━━━━━ Information ━━━━━
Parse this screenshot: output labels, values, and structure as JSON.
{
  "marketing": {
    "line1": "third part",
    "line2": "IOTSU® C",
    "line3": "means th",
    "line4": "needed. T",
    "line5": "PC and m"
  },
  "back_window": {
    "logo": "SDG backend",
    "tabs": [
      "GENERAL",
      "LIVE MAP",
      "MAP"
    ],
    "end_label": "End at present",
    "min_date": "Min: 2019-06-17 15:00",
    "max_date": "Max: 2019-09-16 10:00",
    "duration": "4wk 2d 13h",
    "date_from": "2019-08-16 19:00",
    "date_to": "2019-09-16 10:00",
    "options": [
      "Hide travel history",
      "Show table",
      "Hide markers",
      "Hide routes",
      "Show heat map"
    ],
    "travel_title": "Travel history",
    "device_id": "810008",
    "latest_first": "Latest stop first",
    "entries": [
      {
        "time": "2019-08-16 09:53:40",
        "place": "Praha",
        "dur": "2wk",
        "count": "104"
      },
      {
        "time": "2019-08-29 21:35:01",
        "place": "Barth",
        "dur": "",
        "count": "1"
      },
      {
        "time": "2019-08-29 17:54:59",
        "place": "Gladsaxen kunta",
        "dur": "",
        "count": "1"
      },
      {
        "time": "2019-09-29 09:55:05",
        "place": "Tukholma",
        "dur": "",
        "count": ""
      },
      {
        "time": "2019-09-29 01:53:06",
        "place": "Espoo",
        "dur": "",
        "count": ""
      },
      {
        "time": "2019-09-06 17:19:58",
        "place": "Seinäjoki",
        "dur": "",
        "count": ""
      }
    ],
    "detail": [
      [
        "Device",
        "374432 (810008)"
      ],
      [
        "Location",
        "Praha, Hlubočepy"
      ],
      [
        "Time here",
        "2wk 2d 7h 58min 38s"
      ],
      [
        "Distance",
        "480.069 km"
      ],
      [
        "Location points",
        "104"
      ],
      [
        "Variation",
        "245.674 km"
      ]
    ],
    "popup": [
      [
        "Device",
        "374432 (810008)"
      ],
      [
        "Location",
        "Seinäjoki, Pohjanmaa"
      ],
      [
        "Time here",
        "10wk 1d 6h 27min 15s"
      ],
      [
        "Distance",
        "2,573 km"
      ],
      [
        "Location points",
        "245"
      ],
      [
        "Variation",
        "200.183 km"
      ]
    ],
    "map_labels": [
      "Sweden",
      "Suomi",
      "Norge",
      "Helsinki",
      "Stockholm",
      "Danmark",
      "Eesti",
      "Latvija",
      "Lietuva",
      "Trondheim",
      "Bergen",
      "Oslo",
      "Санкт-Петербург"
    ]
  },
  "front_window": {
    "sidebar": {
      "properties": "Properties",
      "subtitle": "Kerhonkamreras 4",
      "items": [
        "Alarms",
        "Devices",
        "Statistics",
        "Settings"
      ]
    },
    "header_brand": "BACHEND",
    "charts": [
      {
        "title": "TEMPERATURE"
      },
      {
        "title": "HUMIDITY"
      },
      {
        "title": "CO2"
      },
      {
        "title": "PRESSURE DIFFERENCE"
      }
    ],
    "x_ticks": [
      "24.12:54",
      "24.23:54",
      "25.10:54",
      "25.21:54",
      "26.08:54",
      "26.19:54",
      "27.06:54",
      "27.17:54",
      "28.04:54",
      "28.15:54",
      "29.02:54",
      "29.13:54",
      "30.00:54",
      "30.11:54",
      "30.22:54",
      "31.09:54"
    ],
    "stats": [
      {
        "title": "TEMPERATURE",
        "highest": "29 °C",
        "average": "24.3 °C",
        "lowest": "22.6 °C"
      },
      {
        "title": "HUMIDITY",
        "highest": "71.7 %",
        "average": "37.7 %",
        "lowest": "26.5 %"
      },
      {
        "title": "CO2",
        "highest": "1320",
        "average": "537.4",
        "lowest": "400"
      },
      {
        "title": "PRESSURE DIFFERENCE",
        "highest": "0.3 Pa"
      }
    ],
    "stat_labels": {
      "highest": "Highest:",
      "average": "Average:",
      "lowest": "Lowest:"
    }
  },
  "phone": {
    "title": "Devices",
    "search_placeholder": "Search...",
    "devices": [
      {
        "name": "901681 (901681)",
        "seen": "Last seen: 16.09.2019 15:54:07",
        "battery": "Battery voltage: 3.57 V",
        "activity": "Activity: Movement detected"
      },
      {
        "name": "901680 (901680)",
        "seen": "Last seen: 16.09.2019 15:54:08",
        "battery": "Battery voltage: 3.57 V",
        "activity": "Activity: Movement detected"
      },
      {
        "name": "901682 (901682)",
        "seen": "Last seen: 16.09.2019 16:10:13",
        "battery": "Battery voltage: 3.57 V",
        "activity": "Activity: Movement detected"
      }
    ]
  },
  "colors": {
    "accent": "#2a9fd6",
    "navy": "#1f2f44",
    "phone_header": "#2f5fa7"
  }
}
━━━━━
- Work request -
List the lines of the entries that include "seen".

- Task answer -
        "seen": "Last seen: 16.09.2019 15:54:07",
        "seen": "Last seen: 16.09.2019 15:54:08",
        "seen": "Last seen: 16.09.2019 16:10:13",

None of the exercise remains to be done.